- Task goal
Look through the material and copy each line holding "dann".

- Data records
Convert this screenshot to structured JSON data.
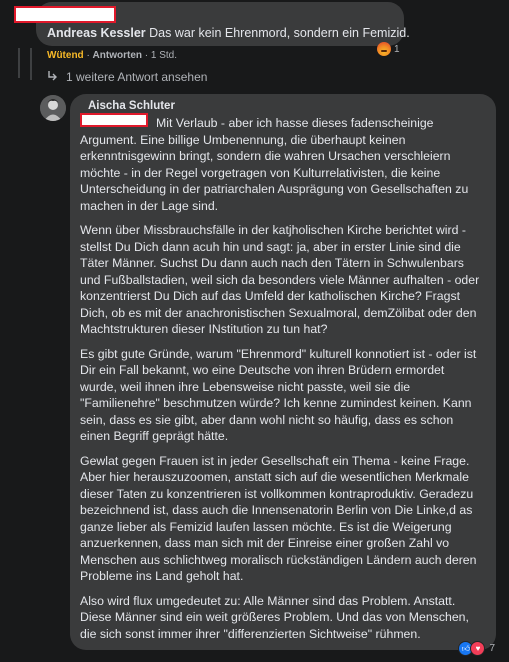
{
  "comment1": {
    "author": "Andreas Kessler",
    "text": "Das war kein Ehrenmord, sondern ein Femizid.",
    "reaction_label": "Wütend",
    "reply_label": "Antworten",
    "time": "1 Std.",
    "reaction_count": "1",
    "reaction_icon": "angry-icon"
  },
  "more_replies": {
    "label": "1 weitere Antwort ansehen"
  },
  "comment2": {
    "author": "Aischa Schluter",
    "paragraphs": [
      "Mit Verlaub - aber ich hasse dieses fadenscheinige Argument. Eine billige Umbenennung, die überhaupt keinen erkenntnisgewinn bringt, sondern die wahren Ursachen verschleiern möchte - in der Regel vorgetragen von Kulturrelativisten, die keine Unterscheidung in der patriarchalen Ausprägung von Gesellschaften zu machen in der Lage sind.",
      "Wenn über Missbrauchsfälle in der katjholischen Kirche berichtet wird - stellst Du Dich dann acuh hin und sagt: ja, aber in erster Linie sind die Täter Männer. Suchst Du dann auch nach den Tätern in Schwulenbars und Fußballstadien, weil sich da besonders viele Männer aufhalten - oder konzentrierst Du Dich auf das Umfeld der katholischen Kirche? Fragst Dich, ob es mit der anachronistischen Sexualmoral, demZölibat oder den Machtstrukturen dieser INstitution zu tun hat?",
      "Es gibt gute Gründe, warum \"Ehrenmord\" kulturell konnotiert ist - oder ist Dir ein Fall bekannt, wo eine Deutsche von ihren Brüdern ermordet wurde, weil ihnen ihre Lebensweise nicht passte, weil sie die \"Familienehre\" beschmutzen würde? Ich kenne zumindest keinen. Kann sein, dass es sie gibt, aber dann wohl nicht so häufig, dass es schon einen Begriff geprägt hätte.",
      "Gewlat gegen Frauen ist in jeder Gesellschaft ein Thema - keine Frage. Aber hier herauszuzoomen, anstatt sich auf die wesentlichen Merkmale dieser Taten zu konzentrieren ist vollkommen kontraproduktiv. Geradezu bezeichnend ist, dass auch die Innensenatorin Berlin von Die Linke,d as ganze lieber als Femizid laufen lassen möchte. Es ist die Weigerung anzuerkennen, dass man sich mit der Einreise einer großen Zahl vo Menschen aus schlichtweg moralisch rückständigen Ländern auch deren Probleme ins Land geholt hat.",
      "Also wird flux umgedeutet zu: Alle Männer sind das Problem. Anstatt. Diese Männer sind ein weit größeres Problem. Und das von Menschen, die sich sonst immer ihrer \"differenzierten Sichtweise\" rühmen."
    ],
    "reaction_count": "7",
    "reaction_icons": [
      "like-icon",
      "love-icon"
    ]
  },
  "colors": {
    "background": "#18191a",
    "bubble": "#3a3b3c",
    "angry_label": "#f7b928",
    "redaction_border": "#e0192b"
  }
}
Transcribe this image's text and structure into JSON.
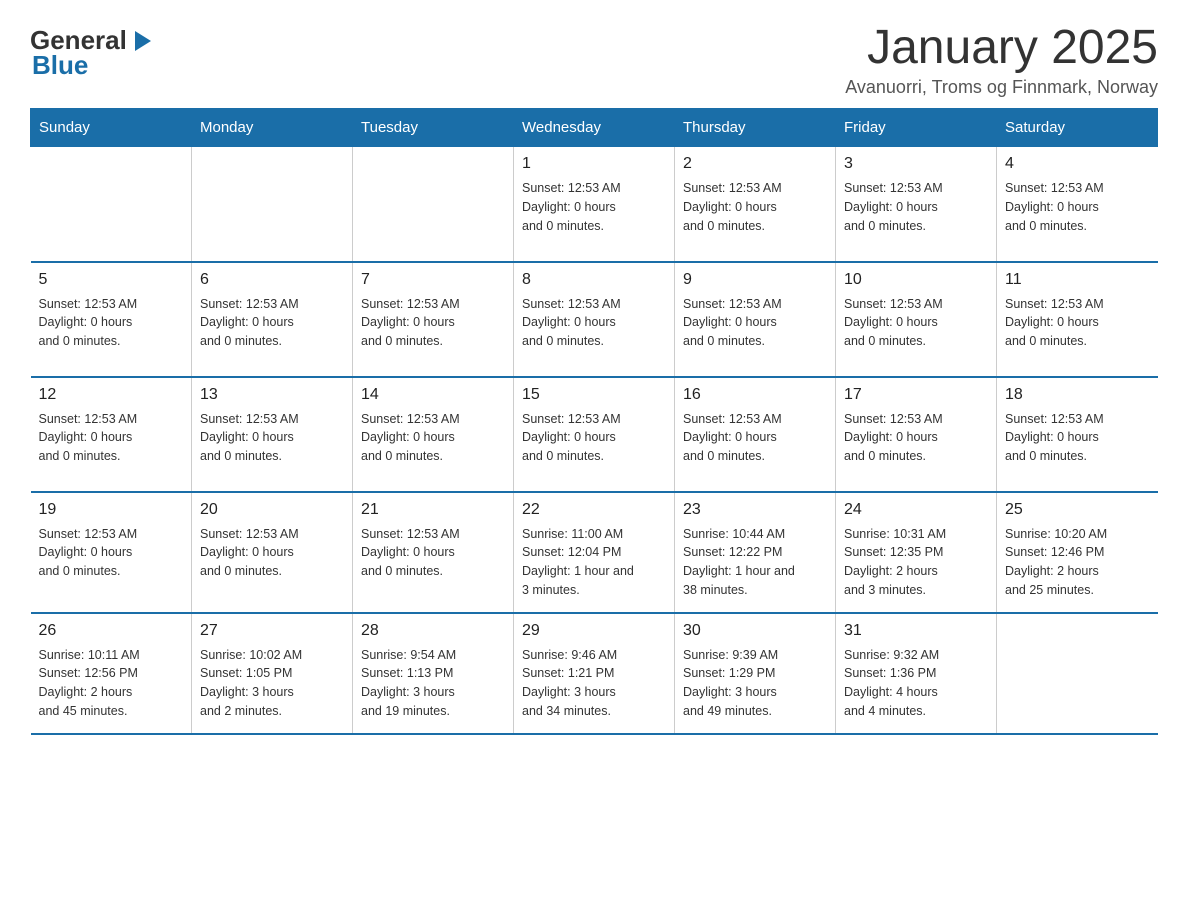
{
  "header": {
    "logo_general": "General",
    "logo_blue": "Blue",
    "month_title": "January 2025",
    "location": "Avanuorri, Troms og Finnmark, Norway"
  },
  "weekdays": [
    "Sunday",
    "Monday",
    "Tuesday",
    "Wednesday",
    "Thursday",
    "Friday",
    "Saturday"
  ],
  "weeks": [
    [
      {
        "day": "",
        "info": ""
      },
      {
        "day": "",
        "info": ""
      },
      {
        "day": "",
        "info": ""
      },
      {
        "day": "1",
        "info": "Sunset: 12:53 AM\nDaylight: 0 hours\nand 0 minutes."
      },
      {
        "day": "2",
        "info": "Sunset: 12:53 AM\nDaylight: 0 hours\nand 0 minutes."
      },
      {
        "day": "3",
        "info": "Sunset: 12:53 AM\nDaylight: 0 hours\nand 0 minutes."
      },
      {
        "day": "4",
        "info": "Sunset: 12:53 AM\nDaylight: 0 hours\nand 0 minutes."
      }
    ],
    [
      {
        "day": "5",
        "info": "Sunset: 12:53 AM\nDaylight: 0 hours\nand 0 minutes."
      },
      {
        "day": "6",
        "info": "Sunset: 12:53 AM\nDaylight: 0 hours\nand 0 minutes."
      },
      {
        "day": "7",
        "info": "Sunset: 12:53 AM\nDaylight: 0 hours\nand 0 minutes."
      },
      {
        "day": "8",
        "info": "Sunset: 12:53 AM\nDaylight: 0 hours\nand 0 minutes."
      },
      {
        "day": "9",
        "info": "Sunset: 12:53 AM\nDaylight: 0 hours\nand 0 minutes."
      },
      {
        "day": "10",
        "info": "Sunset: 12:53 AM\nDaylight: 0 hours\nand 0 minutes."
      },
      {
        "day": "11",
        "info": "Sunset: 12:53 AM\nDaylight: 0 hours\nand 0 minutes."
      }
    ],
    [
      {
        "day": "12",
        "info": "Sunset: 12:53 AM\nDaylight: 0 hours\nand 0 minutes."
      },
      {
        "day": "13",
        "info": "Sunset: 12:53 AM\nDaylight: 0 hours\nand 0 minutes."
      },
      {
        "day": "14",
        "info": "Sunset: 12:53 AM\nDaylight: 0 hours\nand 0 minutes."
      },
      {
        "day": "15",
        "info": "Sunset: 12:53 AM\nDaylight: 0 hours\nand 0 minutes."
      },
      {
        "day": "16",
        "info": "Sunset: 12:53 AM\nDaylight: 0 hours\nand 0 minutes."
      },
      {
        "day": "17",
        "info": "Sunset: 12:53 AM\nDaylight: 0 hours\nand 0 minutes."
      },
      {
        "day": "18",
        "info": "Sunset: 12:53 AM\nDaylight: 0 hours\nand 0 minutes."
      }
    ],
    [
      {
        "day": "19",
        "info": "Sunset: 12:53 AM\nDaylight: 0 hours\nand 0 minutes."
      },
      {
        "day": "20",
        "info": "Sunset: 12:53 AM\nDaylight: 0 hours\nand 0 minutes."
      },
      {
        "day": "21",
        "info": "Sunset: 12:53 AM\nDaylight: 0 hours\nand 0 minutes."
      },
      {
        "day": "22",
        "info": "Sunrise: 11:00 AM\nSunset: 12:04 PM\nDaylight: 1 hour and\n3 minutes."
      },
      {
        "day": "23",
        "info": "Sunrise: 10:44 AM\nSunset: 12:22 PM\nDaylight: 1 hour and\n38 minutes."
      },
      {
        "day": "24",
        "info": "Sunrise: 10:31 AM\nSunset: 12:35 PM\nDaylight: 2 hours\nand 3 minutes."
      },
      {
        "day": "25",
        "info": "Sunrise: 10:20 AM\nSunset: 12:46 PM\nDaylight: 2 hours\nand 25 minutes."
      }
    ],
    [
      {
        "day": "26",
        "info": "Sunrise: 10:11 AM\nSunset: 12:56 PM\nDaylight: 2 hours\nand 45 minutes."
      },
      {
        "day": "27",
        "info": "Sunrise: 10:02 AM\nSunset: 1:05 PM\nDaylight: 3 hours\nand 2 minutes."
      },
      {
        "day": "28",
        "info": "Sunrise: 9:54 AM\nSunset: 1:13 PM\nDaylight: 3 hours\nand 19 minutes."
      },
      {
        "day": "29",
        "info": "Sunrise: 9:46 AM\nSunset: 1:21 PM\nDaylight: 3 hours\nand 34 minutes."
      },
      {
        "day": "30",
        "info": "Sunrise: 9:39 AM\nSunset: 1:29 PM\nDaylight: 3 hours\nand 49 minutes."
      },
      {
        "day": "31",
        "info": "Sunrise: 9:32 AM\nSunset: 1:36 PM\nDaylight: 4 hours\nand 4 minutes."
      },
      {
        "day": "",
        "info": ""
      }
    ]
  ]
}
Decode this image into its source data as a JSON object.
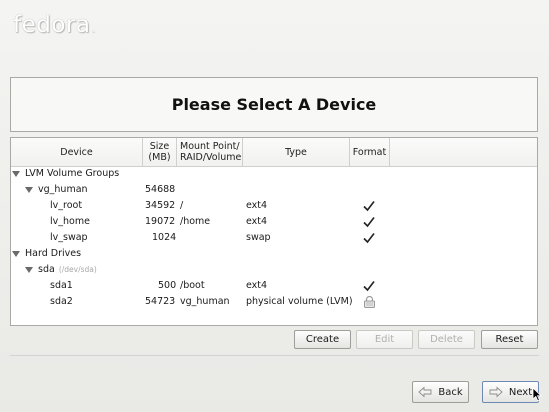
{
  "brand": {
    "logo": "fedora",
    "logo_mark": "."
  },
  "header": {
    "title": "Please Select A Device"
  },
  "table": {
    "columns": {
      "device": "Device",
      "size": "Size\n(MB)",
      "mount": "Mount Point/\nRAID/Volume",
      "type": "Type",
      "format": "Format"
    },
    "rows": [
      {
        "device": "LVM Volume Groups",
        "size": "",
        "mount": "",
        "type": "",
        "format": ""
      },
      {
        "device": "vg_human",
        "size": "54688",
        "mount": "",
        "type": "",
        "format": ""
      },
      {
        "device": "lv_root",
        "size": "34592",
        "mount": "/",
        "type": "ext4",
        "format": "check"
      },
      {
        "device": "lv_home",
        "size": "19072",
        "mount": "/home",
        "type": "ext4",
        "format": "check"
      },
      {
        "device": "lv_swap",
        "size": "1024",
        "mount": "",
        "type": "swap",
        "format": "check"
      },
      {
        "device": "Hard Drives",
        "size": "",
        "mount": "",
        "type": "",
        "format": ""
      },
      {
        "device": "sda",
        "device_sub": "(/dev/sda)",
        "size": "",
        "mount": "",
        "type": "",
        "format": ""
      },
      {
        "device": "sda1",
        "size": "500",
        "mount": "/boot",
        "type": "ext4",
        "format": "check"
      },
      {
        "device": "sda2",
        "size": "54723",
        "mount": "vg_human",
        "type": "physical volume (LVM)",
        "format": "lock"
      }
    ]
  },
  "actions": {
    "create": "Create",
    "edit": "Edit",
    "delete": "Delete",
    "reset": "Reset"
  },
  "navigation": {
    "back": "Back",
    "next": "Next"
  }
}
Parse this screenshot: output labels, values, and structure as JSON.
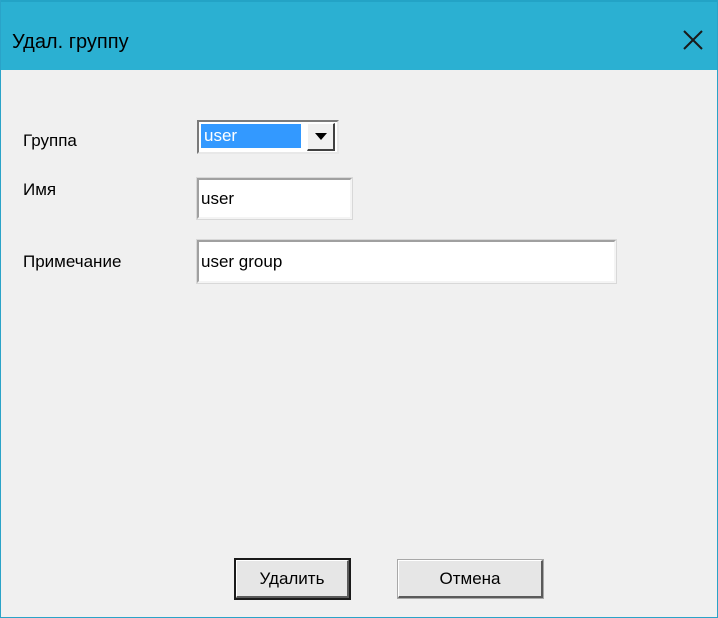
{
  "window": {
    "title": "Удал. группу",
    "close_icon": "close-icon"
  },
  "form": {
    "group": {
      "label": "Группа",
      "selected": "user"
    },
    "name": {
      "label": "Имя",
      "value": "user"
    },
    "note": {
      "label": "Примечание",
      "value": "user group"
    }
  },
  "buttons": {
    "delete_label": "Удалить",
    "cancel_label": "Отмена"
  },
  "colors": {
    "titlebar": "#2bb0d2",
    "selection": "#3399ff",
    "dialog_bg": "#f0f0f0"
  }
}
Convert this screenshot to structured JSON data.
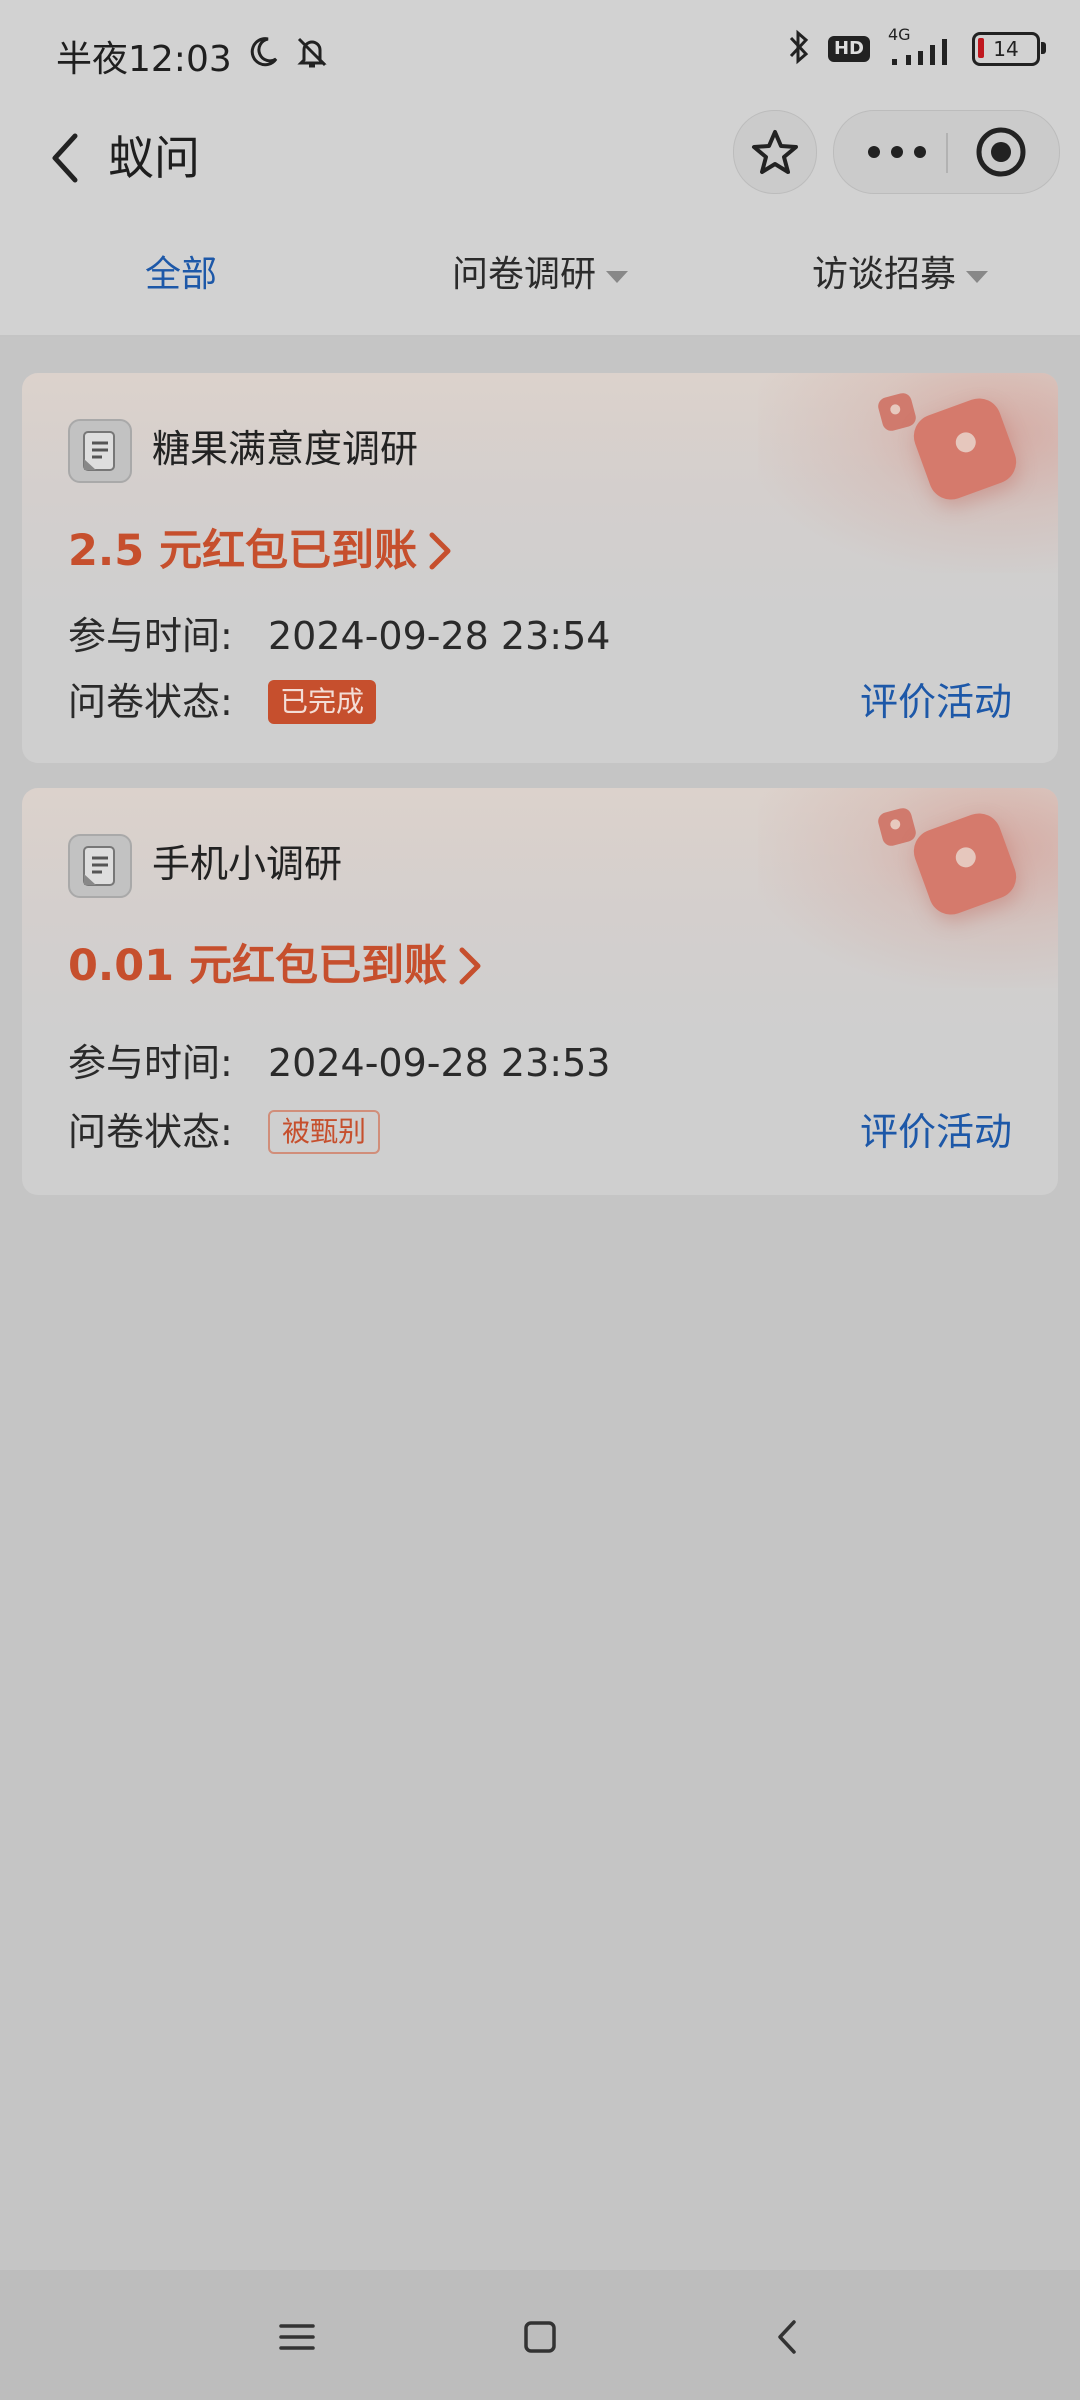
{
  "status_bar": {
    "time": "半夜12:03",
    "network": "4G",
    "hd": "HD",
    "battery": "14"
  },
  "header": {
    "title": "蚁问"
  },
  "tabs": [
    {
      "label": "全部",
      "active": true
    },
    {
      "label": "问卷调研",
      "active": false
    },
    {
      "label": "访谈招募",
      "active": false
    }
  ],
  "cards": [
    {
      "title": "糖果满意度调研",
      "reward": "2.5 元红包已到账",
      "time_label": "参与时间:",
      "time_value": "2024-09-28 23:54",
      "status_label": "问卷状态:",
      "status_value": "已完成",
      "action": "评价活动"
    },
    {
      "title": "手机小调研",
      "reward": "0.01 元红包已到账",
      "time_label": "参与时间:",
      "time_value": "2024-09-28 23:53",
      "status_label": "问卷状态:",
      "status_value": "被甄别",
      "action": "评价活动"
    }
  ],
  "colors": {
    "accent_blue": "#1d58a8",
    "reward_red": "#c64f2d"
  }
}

- Result of the exercise
      "Wenn über Missbrauchsfälle in der katjholischen Kirche berichtet wird - stellst Du Dich dann acuh hin und sagt: ja, aber in erster Linie sind die Täter Männer. Suchst Du dann auch nach den Tätern in Schwulenbars und Fußballstadien, weil sich da besonders viele Männer aufhalten - oder konzentrierst Du Dich auf das Umfeld der katholischen Kirche? Fragst Dich, ob es mit der anachronistischen Sexualmoral, demZölibat oder den Machtstrukturen dieser INstitution zu tun hat?",
      "Es gibt gute Gründe, warum \"Ehrenmord\" kulturell konnotiert ist - oder ist Dir ein Fall bekannt, wo eine Deutsche von ihren Brüdern ermordet wurde, weil ihnen ihre Lebensweise nicht passte, weil sie die \"Familienehre\" beschmutzen würde? Ich kenne zumindest keinen. Kann sein, dass es sie gibt, aber dann wohl nicht so häufig, dass es schon einen Begriff geprägt hätte.",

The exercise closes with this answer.